– Yes. It’s pointing out the theocratic and bigoted nature of the Bill that is the problem. Their complaint is that they aren’t allowed to discriminate in peace. Following the line of ‘a shield’ protecting all citizens’ religious liberties; if this bill were active in Texas, it would afford the right for a business owner of a member of the congregation of the Appleby Baptist Church in Nacogdoches – who believe in racial segregation based on the ‘curse of Ham’ – to place a ‘whites only’ sign in his shop window, and claim it on ‘sincerely held religious belief’.

I’m almost certain the same Republican state representatives don’t take issue with their salaries being partly funded by LGBT taxpayers, or the roads they drive on, or the state education their children receive, or the police protection they enjoy. Conveniently, I’m sure none of that violates their ‘sincerely held religious belief’.

But the State Republicans aren’t the only ones to provide awful responses to the controversy. Kristin Jarnagin, vice president of the Arizona Lodging and Tourism Association said:

“We have already lost untold amounts of tax dollars due to the negative perception that this legislation attaches to our state’s image, and the bill hasn’t even been signed into law yet.”

– Similarly, the Greater Phoenix Economic Council said:

“With major events approaching in the coming year, including Super Bowl XLIX, Arizona will be the center of the world’s stage. This legislation has the potential of subjecting the Super Bowl, and major events surrounding it, to the threats of boycotts.”
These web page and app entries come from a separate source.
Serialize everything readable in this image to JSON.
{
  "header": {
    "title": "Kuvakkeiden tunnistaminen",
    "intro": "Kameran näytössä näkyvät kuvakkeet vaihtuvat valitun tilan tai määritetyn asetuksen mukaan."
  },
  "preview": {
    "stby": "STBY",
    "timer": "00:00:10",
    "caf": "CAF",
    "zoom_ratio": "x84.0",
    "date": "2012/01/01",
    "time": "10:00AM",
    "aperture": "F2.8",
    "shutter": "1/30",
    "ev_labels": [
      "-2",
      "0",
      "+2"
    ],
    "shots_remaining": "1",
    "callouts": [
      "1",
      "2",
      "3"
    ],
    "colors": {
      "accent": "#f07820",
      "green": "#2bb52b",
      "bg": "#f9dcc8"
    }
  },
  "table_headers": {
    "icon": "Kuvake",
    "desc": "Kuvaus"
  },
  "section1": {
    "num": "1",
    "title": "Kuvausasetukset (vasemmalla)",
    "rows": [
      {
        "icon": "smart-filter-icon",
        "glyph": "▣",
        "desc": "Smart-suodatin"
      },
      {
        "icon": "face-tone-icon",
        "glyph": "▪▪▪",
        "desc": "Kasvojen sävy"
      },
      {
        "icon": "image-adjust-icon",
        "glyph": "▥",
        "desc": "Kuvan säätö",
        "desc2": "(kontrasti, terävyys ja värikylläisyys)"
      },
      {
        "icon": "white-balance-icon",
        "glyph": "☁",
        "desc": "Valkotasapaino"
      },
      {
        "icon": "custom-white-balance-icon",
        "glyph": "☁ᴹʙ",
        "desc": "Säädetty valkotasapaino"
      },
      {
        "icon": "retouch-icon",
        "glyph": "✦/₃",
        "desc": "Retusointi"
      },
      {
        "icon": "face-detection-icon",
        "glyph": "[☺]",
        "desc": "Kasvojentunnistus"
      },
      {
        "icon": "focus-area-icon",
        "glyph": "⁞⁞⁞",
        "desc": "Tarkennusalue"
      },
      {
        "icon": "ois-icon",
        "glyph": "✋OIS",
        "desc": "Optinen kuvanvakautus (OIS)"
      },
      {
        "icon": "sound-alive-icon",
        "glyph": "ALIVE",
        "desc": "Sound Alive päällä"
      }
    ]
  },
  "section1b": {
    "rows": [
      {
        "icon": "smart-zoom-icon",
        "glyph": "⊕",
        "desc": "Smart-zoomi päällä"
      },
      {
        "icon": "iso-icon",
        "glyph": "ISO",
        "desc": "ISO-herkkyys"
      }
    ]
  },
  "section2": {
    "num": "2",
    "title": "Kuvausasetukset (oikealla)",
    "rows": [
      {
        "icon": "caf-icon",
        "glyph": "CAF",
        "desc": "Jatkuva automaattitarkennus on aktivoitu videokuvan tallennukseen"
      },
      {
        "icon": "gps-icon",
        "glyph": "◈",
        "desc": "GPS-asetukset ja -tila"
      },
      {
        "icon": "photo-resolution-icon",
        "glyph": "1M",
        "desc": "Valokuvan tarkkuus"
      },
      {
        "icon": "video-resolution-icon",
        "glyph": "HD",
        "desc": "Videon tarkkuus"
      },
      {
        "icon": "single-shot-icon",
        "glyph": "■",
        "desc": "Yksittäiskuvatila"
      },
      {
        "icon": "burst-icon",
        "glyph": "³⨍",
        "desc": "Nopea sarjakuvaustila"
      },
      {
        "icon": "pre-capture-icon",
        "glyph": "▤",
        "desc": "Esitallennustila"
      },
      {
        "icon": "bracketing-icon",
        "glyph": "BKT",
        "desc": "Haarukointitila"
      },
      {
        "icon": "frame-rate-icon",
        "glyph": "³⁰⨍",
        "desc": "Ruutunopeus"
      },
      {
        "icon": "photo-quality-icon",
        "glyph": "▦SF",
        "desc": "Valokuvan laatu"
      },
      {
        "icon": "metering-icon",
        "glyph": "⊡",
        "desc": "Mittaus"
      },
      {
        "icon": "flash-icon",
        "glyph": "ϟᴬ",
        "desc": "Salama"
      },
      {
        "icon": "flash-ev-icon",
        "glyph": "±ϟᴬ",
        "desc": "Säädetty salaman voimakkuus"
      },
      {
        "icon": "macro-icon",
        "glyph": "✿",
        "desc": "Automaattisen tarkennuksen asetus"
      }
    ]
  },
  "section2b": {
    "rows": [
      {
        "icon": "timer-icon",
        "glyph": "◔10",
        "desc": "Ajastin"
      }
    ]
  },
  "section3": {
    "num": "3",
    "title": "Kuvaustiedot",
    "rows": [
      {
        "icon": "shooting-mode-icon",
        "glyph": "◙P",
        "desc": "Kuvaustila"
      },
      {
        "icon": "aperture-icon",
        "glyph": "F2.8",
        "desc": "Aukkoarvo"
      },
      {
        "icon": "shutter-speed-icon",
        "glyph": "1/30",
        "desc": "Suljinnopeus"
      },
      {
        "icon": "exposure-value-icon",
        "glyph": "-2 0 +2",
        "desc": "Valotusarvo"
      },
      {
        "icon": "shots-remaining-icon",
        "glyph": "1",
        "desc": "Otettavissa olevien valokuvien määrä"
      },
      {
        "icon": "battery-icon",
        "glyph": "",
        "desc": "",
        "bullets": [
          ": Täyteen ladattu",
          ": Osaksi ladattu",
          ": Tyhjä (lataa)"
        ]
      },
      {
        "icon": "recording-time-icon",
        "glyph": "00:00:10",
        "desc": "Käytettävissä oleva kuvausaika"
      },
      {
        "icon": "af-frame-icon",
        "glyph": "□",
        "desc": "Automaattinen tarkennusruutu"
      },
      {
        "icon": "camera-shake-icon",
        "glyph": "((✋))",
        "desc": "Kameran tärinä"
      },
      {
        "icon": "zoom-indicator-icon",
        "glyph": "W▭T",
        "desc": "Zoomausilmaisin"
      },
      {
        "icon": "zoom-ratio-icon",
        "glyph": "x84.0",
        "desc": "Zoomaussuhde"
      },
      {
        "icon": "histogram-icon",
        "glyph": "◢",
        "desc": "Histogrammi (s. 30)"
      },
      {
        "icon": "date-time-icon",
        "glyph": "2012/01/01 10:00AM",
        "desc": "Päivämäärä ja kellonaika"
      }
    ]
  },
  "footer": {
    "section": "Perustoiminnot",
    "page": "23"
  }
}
– Yes! That’s the problem! Tax dollars and the effect on a sporting event. Apparently bigotry is fine, if it doesn’t interfere with tourism. That’s what they seem to have decided is the problem. Not the further institutionalising of heterosexual privilege and legalisation of bigotry and bullying. Not the subtle message sent out that the rights of all non-Christians should be secondary to the rights of Christians, and dependent on the demands of those Christians. This legislation not only legalises discrimination against the LGBT community – and, well, anyone else that Christians decide they’re not too keen on – it tells the LGBT community and non-Christians that they are not to be considered equal citizens, will not be entitled the same rights as Christians, and that their right to equal citizenship and protection should be decided upon by Theocrats, on the basis of Biblical ‘morality’. It is the grotesque concept of the state recognising and establishing religious intolerance at the expense of equal rights. Completely anti-constitutional. It is the state placing the supremacy of the Bible, above the Constitution. It is the state creating two classes of citizen; the religious, and the non-religious, with the former to be given a privileged societal position above the latter. This is illegitimate and extremely dangerous religious (and so, Christian) supremacy, in much the same way as Jim Crow was illegitimate and extremely dangerous white supremacy.

It seems to be the case that conservative Christians struggle to identify the difference between being persecuted for their faith, and challenges to the supremacy of their faith. The latter, is not the same as the former. The Bill authorises persecution, for the sake of the supremacy of faith. A state based on the supremacy of one religion should be considered as vile and dangerous as a state based on the supremacy of one skin tone. It is vastly anti-secular, and vastly anti-American. It is a dehumanising bill that should offend all who value equality, human dignity, secular protections, and the Constitution. There is so much wrong with this Bill, and the response to it, that it’s difficult to know where to even begin.